Gas and NATO divide Ukraine
The leadership of Ukraine – President Yushchenko, PM Timoshenko and Parliament Chairman Yatsenyuk – sent what's been dubbed the “Letter of Three” to the NATO alliance, asking it to accept Ukraine into the membership plan.
The opposition, the Party of Regions and the Communists, say they had no right to do this without consulting the parliament and the people. Intent on keeping their country from joining NATO, opposition parties have blocked the rostrum.
“The parliament will resume work but only after we find a common solution. We cannot allow our government to ignore their people. A referendum must be held on the issue first,” said Viktor Yanukovich, leader of the Party of Regions.
While the Party of Regions is promising to take people out onto the streets if no compromise is found, President Yushchenko is threatening to dissolve the parliament.
“We all know that this blockade has no genuine reasons. Our government will work no matter what. We don’t need another election. It’s not going to change anything,” said Timoshenko.
Anti-Nato balloons and posters disrupted President Yushchenko while he delivered his state of the union speech.
They agreed on Thursday that Ukraine will only join Nato after a state referendum.
However, the coalition says the opposition alliance was only a pretence to disrupt the work of the parliament.
“It wasn’t really about NATO, it wasn't really about foreign policy. It was about this opposition that can’t work in this parliament and hoped to use this crisis to change the situation in the country. They lost it. We have a coalition government that is going to work westwards,” said Andriy Shevchenko from Timoshenko’s party.

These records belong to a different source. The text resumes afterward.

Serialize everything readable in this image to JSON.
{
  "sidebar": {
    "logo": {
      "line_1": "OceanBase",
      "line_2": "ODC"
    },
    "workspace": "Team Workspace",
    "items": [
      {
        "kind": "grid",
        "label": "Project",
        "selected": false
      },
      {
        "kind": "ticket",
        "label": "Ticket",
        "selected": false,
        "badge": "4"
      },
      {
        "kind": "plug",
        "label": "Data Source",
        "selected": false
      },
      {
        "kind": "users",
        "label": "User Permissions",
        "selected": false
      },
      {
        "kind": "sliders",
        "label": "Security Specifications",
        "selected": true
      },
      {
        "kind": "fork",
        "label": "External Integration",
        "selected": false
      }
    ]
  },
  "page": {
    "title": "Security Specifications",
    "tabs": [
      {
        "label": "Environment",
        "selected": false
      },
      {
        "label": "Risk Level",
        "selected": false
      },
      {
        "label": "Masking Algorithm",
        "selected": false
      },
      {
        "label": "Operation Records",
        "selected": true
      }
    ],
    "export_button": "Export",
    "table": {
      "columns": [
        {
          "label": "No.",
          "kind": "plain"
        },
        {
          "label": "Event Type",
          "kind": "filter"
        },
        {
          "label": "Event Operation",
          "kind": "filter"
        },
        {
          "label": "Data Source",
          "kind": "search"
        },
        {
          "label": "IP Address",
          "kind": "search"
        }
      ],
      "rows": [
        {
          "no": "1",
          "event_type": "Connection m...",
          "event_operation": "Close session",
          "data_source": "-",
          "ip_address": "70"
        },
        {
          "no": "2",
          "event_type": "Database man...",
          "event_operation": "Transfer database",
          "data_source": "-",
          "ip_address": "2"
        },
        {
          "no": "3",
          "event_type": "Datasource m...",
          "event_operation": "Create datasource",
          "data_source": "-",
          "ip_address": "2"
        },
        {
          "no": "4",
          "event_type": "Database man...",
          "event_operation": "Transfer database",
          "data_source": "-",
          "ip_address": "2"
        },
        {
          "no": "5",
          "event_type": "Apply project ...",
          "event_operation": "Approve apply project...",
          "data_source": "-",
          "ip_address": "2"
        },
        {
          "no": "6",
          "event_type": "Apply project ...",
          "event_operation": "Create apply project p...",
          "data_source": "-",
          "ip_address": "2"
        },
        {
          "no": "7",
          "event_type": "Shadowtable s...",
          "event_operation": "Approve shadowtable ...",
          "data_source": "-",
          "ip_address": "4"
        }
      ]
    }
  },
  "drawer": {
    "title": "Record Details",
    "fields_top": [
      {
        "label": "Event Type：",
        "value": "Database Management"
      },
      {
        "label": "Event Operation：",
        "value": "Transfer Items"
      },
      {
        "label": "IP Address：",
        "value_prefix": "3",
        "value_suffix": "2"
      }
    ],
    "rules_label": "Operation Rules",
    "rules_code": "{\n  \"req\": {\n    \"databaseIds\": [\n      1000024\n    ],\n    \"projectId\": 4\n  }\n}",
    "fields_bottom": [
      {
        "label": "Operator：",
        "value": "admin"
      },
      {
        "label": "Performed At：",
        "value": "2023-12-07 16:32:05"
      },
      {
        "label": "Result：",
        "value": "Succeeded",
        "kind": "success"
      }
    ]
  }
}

The issues with gas and NATO seem to have been resolved for now. Not for long though, say the analysts. With a presidential election in a year’s time, there might be more speculation and scandal.